Martin, the No. 5 overall pick in the 2020 draft by Toronto, wallowed through an unimpressive crack at Double-A last season before being shut down with a UCL injury. When he returned midway through this season, the Twins parked him at Triple-A, undoubtedly to push the 24-year-old and see if he had a legitimate future as a big-leaguer. Martin rose to the challenge, slashing .263/.387/.405 in 252 plate appearances over 59 games at St. Paul, mostly at second base.
As good as Martin’s partial season was in Triple-A, it’s hard to imagine the Twins planning to plug him in as an everyday contributor. Given his pedigree as a potent college hitter and top draft pick, the most likely path for Martin to make the major league club is as a super-utility player. In fact, think a righthanded-hitting Nick Gordon.
Just last offseason, I laid out the case for trading Kepler but at the same time was wary of the Twins selling low, given his three-year skid at the plate.
Sure enough, sitting here right now, Kepler surely has far more trade value than he did just nine months ago.
But at the same time, the corner outfield cupboards are not as stocked as Twins fans are used to seeing, at least in the short term. Possible starting-caliber outfielder Kala’i Rosario and top-three prospect Emmanuel Rodriguez are both likely at least two years away, and there isn’t a whole lot in the minors between them and the Wallner/Larnach/(Kirilloff) trio, although DaShawn Keirsey (late-blooming prospect who is probably a fourth outfielder) and Alerick Soularie (2020 second-round pick with upside who has yet to truly break out) may push for a big-league spot in the interim.
The issue with trading Polanco isn’t necessarily finding a second base replacement, it’s filling his spot in the lineup. Julien would be the only option remotely close to replicating Polanco’s performance at the plate, and after that, it’s a fairly significant drop-off.
I actually wouldn’t be shocked if the Twins held onto both players, but if one is traded, I’m betting on Polanco. The depth and upside of Julien/Lewis/Lee at both the keystone and the hot corner, combined with the fill-in ability of the likes of Gordon, Willi Castro, and Kyle Farmer at each of those spots makes it easier to back-fill if Polanco is moved. Yes, replacing his bat is easier said than done, but Julien certainly made a strong case that he will be more than capable.
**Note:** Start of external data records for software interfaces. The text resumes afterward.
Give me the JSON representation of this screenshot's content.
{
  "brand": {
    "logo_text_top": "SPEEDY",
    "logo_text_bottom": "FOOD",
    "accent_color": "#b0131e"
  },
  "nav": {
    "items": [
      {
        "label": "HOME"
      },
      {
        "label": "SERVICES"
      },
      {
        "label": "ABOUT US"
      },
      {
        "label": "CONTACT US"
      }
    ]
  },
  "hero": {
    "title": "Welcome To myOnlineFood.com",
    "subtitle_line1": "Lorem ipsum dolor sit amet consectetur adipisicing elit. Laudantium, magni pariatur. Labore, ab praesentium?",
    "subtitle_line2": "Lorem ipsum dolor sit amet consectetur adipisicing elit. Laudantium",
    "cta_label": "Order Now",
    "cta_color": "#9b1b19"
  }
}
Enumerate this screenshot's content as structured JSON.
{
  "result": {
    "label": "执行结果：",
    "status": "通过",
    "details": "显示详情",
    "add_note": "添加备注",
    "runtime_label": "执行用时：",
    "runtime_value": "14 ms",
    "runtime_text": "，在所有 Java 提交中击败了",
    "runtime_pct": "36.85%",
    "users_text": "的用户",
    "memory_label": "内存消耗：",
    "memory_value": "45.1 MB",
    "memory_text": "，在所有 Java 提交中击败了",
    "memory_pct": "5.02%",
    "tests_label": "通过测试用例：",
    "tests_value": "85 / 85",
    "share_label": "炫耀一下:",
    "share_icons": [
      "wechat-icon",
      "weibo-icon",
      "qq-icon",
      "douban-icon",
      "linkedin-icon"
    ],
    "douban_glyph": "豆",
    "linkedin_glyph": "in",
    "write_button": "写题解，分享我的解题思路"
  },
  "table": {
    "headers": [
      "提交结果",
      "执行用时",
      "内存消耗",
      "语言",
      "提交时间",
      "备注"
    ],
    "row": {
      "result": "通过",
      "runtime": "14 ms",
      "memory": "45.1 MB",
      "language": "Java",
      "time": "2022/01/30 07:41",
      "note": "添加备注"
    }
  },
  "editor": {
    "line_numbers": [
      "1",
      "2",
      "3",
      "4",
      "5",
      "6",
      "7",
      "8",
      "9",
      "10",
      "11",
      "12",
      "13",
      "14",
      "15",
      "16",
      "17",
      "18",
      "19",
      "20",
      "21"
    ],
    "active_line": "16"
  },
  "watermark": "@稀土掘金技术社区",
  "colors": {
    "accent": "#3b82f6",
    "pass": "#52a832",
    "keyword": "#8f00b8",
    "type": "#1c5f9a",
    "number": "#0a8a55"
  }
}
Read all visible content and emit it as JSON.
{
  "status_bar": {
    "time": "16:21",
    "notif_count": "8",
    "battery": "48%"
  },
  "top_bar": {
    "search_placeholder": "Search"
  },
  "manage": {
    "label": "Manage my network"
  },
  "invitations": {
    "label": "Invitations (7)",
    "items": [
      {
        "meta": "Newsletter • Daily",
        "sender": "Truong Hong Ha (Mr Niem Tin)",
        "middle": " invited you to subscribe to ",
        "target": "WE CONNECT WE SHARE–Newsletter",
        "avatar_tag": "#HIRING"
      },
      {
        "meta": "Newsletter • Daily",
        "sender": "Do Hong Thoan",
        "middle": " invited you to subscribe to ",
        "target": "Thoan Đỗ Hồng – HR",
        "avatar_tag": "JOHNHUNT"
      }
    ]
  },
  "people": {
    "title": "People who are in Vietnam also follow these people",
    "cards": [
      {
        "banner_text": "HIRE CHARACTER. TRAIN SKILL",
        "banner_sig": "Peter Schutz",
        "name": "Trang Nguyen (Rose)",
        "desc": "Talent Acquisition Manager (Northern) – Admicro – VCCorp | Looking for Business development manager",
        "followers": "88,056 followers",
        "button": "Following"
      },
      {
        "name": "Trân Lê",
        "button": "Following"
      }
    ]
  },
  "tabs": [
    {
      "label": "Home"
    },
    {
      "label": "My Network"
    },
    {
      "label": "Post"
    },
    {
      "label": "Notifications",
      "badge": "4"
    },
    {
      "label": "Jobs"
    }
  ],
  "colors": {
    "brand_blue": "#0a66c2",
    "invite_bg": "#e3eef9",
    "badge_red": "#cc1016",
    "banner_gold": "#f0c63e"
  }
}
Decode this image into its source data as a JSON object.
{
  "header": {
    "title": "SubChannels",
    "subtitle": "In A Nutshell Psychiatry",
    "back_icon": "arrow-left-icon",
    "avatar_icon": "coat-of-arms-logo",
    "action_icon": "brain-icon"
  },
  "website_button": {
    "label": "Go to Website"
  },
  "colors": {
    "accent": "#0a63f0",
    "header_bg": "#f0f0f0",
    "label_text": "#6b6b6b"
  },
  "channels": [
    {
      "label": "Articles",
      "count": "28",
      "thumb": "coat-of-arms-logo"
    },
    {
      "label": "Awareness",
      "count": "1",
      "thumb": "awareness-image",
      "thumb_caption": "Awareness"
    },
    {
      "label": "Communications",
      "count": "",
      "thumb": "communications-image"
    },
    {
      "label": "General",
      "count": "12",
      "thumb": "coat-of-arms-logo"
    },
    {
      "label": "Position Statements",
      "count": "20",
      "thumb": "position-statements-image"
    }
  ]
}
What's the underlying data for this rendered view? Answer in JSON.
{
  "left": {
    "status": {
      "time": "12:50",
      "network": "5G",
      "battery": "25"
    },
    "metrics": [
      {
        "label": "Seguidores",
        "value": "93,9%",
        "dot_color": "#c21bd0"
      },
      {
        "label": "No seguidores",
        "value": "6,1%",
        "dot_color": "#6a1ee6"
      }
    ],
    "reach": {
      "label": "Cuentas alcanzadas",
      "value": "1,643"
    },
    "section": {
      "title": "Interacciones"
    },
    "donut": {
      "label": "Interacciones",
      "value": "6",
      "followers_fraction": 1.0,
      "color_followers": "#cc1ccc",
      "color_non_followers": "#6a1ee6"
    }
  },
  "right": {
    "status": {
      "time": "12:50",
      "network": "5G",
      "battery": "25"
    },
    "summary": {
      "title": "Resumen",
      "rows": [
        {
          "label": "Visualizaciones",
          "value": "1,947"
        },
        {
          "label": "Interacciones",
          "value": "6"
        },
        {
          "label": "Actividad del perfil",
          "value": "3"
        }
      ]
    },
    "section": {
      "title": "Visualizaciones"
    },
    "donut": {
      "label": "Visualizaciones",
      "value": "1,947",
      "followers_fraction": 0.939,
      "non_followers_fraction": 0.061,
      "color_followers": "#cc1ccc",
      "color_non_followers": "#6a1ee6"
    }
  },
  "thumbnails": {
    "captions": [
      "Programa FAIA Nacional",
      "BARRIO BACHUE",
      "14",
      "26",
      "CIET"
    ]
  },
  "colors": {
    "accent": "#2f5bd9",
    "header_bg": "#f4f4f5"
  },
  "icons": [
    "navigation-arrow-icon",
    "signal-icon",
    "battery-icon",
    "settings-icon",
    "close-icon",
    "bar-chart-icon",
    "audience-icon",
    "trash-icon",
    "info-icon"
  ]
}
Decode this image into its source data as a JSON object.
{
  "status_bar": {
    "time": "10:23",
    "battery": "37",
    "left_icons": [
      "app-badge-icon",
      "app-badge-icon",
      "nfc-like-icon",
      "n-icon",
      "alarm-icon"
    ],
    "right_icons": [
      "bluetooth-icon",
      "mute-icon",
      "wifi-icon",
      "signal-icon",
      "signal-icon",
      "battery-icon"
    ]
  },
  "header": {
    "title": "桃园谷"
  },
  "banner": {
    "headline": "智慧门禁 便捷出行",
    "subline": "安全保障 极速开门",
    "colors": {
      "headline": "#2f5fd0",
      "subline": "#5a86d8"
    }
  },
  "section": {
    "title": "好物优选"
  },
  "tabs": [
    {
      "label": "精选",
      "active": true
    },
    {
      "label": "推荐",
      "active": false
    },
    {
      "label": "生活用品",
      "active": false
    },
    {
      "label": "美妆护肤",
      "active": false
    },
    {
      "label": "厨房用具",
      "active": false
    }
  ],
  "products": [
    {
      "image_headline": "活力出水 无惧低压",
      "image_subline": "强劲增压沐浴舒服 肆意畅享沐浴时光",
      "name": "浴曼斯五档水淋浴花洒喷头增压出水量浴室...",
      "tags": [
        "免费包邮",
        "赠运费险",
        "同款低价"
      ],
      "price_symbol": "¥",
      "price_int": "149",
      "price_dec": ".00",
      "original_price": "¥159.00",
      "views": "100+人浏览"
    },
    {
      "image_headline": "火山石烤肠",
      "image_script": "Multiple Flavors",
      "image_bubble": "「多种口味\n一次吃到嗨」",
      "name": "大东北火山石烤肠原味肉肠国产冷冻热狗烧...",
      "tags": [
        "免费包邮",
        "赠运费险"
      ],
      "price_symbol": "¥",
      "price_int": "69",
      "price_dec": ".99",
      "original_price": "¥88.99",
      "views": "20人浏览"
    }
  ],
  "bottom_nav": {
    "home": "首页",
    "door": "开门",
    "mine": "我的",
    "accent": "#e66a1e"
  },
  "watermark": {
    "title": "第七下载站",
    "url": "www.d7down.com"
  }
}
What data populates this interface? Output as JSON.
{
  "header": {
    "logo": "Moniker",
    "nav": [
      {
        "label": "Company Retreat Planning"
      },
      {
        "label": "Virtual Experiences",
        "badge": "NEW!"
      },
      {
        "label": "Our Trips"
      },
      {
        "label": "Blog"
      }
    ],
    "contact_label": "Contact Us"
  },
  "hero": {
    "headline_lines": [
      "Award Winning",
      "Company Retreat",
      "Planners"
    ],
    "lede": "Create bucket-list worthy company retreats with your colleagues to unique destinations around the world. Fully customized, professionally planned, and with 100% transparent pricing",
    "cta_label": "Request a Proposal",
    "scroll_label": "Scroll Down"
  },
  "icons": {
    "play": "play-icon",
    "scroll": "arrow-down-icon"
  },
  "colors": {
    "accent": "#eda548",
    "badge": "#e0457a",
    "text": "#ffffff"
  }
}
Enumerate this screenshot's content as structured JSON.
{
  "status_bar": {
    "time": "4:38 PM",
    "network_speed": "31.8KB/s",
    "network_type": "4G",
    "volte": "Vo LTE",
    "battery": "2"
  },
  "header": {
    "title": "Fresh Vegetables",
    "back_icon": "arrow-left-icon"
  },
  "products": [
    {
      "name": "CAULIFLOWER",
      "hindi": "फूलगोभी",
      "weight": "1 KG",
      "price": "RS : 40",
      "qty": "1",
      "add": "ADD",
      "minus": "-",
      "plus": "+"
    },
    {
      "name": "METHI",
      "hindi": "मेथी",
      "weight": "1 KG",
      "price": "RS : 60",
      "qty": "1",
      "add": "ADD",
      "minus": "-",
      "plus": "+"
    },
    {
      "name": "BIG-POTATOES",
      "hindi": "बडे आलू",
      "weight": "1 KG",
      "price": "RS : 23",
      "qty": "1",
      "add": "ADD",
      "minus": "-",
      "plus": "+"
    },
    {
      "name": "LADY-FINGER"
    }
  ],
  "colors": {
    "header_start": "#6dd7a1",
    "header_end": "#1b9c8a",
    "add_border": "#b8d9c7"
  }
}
The Twins no longer have clear, MLB-ready talent in the corner spots in the outfield and would be better served to pick and choose between Wallner, Kirilloff, and Larnach (plus Castro and Gordon) as left-field options with Kepler holding down the everyday spot in right field for at least one more season.